Tenders for solar-plus-storage projects on French island territories including Corsica, Guadeloupe and Martinique have resulted in winning bids often 40% lower than the victors of previous reverse auctions.
In the past month we have heard a lot about the future of storage in the UK. From plans by the government and regulator to enable greater flexibility across electricity networks to changes to technical rules governing the market, there’s been a sense that a great deal is changing. Analyst Lauren Cook of Solar Media’s in-house market research team takes a look at the utility-scale pipeline figures behind the headlines.
Pierre-Pascal Urbon, CEO of solar inverter manufacturer SMA, has said that the company is anticipating medium-term “exponential growth” in the energy storage market, reporting a “positive performance” in storage-related sales.
The UK’s Institution of Engineering and Technology (IET) has published its long-awaited Code of Practice for Electrical Energy Storage Systems, filling what has been described as a vacuum of clear guidance for installers and their customers.
Nidec ASI will be installing 5MW / 5MWh of battery energy storage at a utility-scale wind farm on the French island territory of Martinique, aimed at stabilising and maximising the flow of energy onto the grid.

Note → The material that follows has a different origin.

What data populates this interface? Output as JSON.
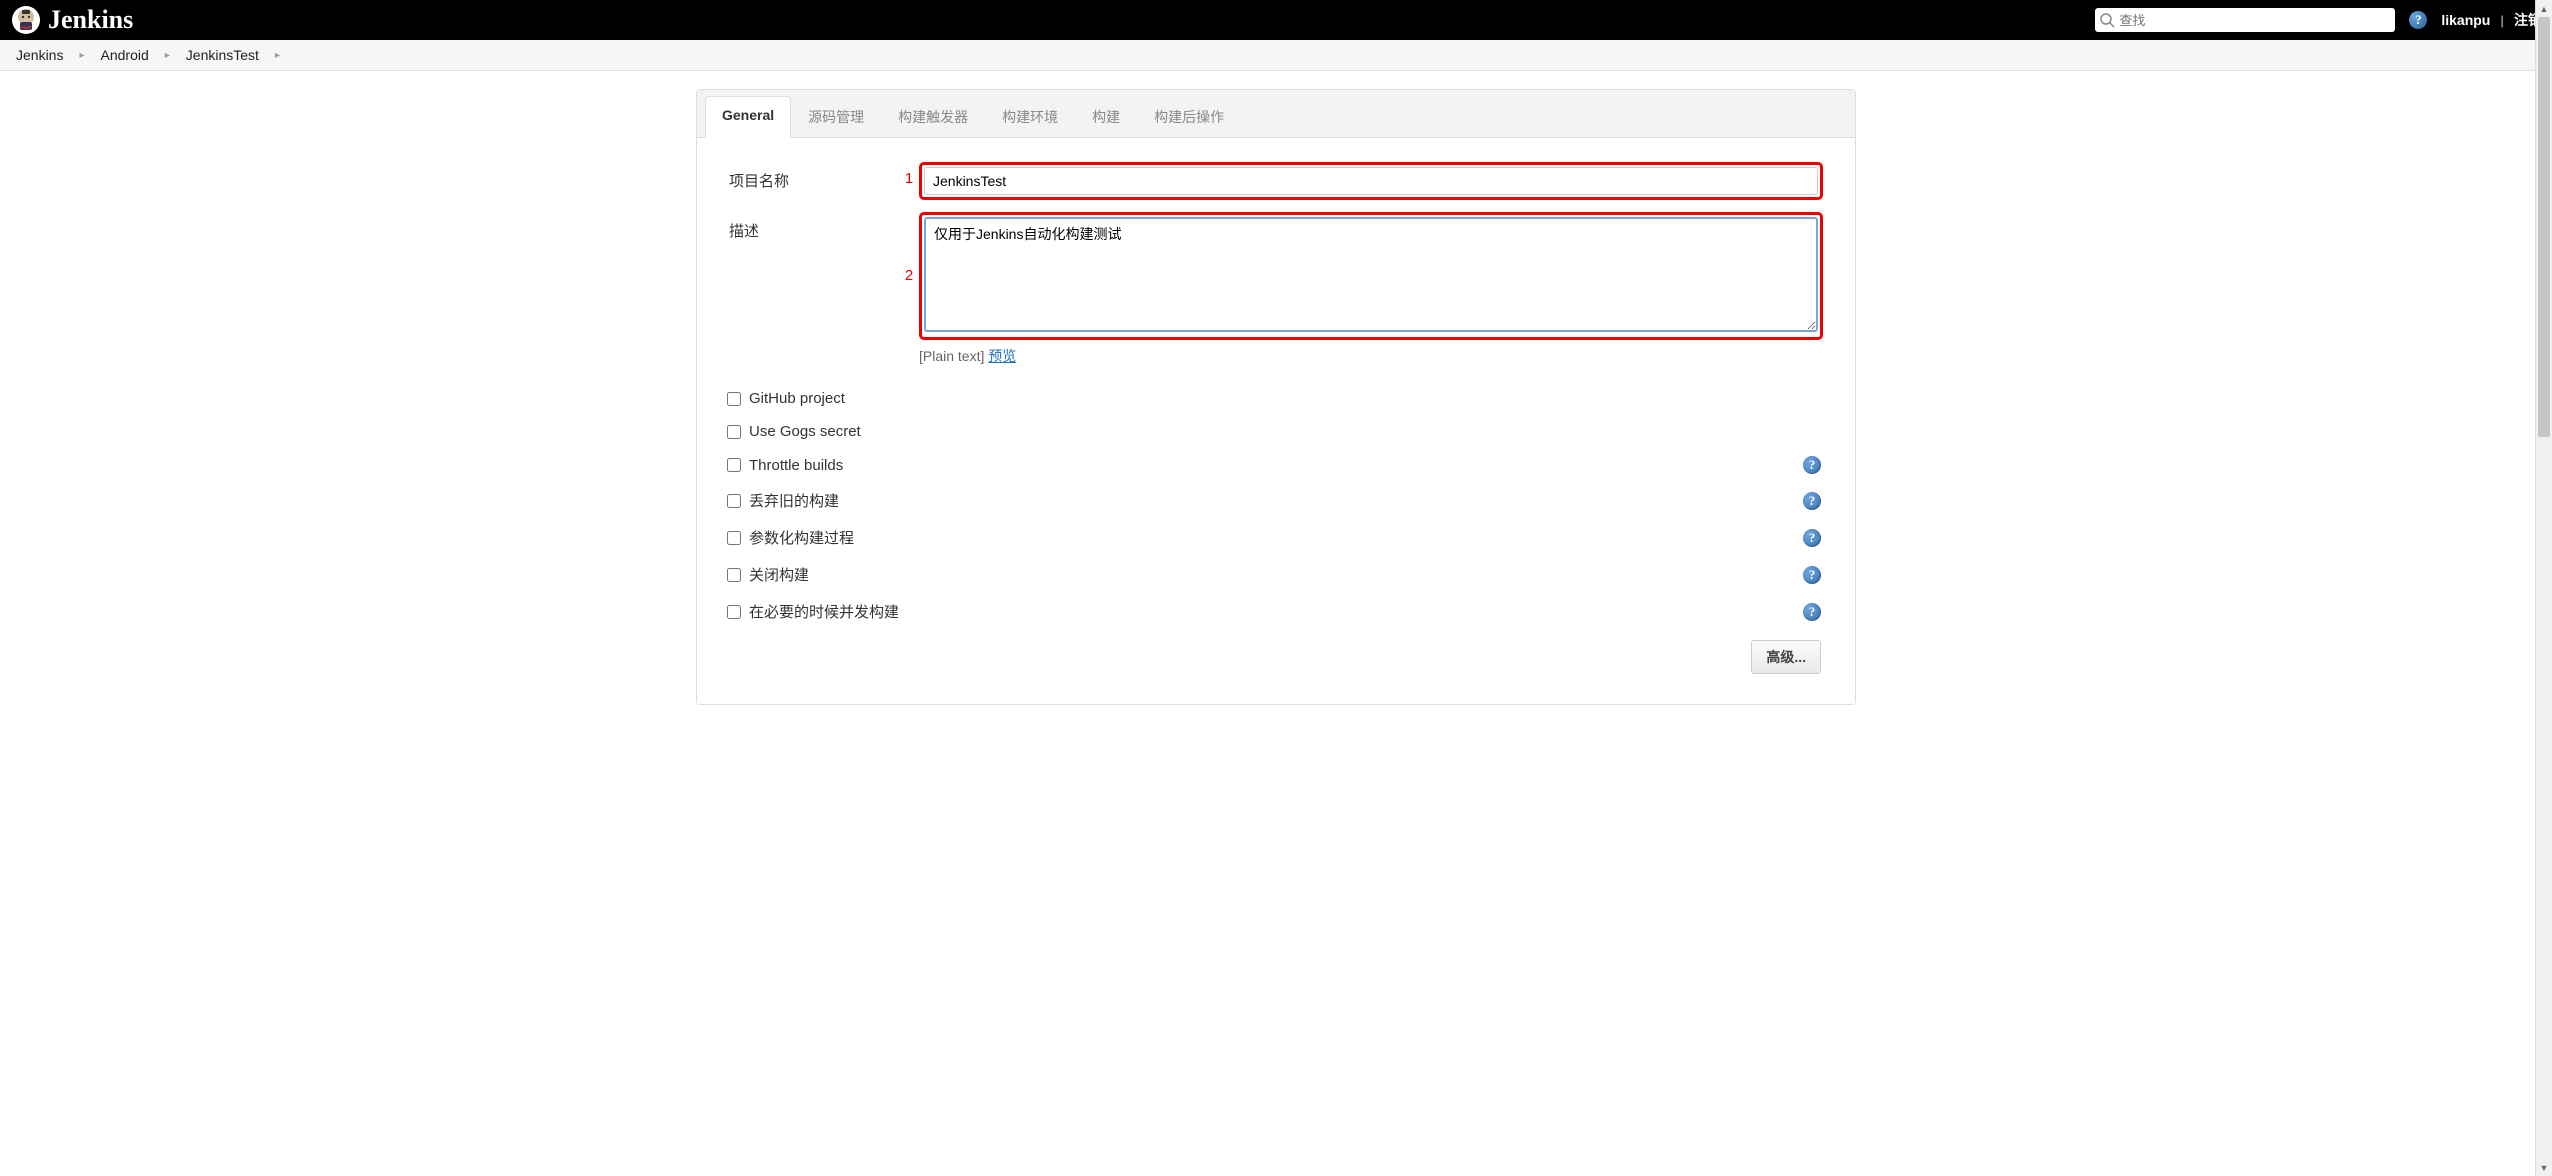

The sale of an NEC Corporation business division involved in manufacturing lithium-ion batteries will have no material impact on the group’s activities in energy storage, according to a company spokesman.